We called this little hill “Heart Attack Hill”, and we all would struggle to carry our loaded packs up this short climb, stopping every few steps to rest and catch our breath.  My fellow scouts and I all thought this hill was extremely challenging and yet, today, as I hike in the Whites, all of the hikers I take out would agree that slope would be very ordinary and the 300 or so feet in elevation that it gained, would be but a bump on a ridgeline.

 This weekend as I was hiking, someone in our group was really struggling and I told this person, just concentrate on putting one foot in front of the other.  As I told her this, all those memories of climbing that hill in the Ramapo Mountains came back to me.  I remembered too, my first forays into the Whites and how utterly daunting these mountains seemed.  I pressed on, one foot after another and hiked more, and climbed more, than I ever imagined I would as a kid.  For many years, I “endured” it because it was what one had to do.

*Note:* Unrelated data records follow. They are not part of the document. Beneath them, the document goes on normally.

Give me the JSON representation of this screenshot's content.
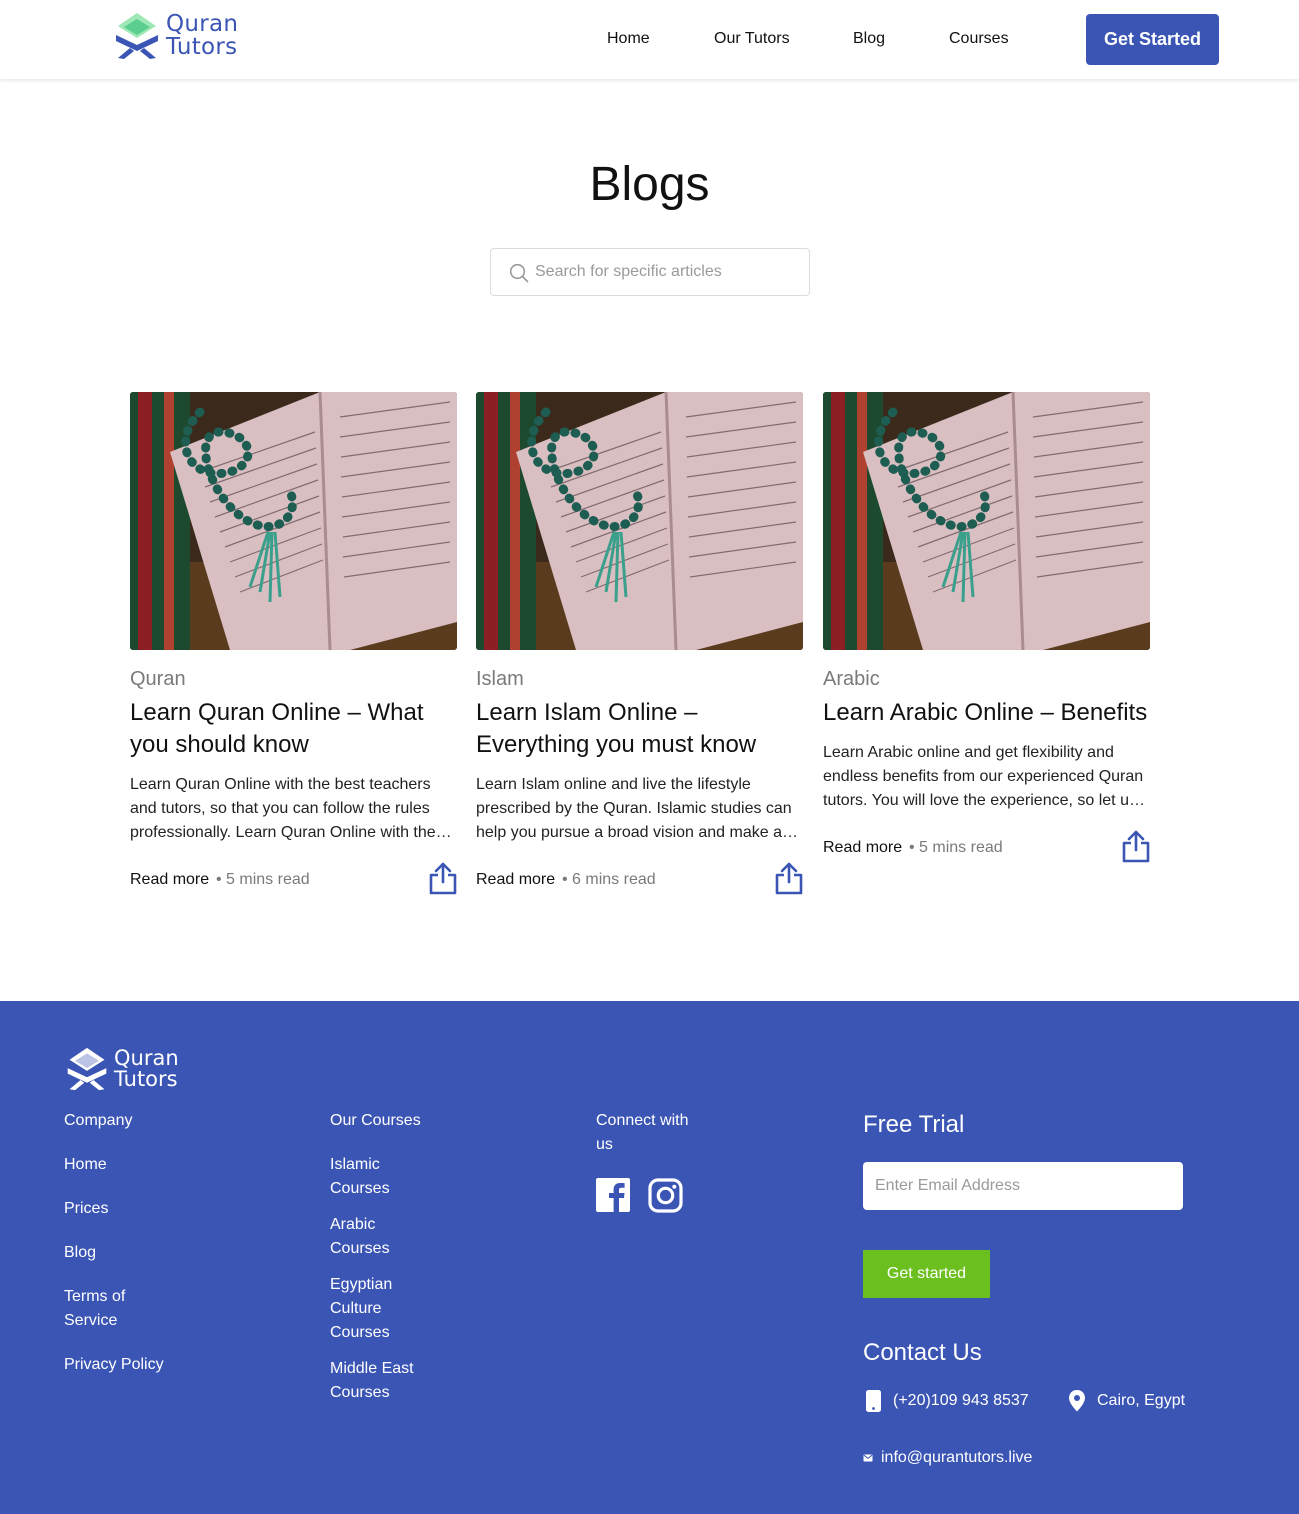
{
  "brand": {
    "line1": "Quran",
    "line2": "Tutors"
  },
  "nav": {
    "home": "Home",
    "tutors": "Our Tutors",
    "blog": "Blog",
    "courses": "Courses"
  },
  "header": {
    "cta": "Get Started"
  },
  "page": {
    "title": "Blogs",
    "search_placeholder": "Search for specific articles"
  },
  "cards": [
    {
      "category": "Quran",
      "title": "Learn Quran Online – What you should know",
      "description": "Learn Quran Online with the best teachers and tutors, so that you can follow the rules professionally. Learn Quran Online with the best teachers and tutors.",
      "read_more": "Read more",
      "read_time": "5 mins read"
    },
    {
      "category": "Islam",
      "title": "Learn Islam Online – Everything you must know",
      "description": "Learn Islam online and live the lifestyle prescribed by the Quran. Islamic studies can help you pursue a broad vision and make a difference.",
      "read_more": "Read more",
      "read_time": "6 mins read"
    },
    {
      "category": "Arabic",
      "title": "Learn Arabic Online – Benefits",
      "description": "Learn Arabic online and get flexibility and endless benefits from our experienced Quran tutors. You will love the experience, so let us begin.",
      "read_more": "Read more",
      "read_time": "5 mins read"
    }
  ],
  "footer": {
    "company": {
      "heading": "Company",
      "links": [
        "Home",
        "Prices",
        "Blog",
        "Terms of Service",
        "Privacy Policy"
      ]
    },
    "courses": {
      "heading": "Our Courses",
      "links": [
        "Islamic Courses",
        "Arabic Courses",
        "Egyptian Culture Courses",
        "Middle East Courses"
      ]
    },
    "connect": {
      "heading": "Connect with us",
      "icons": [
        "facebook-icon",
        "instagram-icon"
      ]
    },
    "trial": {
      "heading": "Free Trial",
      "email_placeholder": "Enter Email Address",
      "button": "Get started"
    },
    "contact": {
      "heading": "Contact Us",
      "phone": "(+20)109 943 8537",
      "location": "Cairo, Egypt",
      "email": "info@qurantutors.live"
    }
  },
  "colors": {
    "brand": "#3b55b4",
    "accent_green": "#6bbf1f",
    "logo_green": "#7ed6a5"
  }
}
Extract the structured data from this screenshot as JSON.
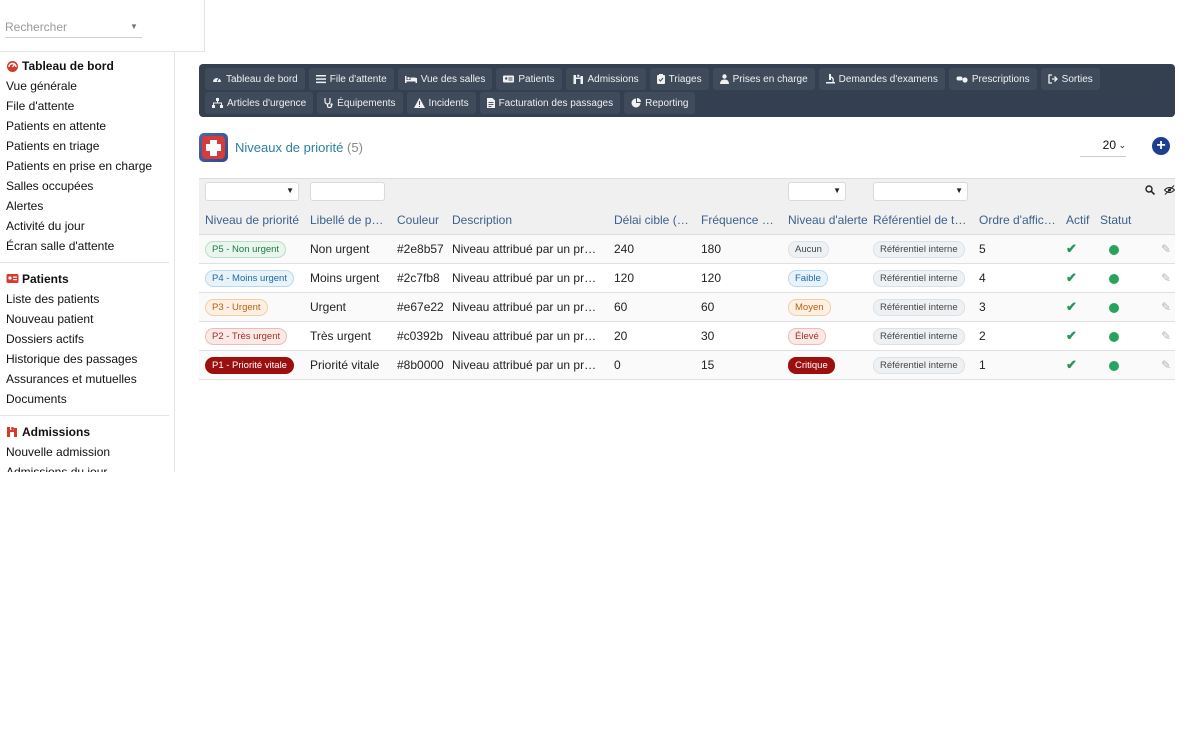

At some point, never being one to let a situation go unexamined, my critical eye began to question why I was subjecting myself to what often seemed to be grueling punishment.  I came to accept that my love for the outdoors went hand in hand with the exertion required in getting there and that the two could not be separated.  If I were to enjoy being on the top of a mountain and looking 50 miles on the horizon to see the Atlantic Ocean , or if I wanted to look thorough the haze and see peaks in Canada, I was going to have to climb the mountains to get there.  It was not the understanding of this basic concept that changed me, but rather the acceptance of it.  With that acceptance, a transformation began and there came a point when I no longer dreaded the climb up the next peak or the scramble across the talus field that was right around the bend.  I hike; it is what I do, and sometimes it is hard, but I do not let the difficulty tarnish the experience any more.

Acceptance can buy us a lot in life but it wasn’t until I had made this transition that I even realized what had happened.  My pack is just as heavy as it was twenty years ago, and my feet get just as hot and sore.  I am pretty sure, my joints don’t work as well as they did back then and I doubt I have the strength I had at 30, but now, because of this change of mindset, this transformation of my attitude towards what I am doing, there are days I know I can hike three times what I could twenty years ago, and I have come to writing blogs that refer to “Heart Attack Hill” as just a little bump in New Jersey.

Here, hiking has taught me a lesson that I have applied to other areas of my life and you can make whatever analogies you like, but acceptance in this instance allows me to spend my hiking time appreciating the mosses on the side of the trail and the earthy smell of the woods instead of thinking about taking one step after another.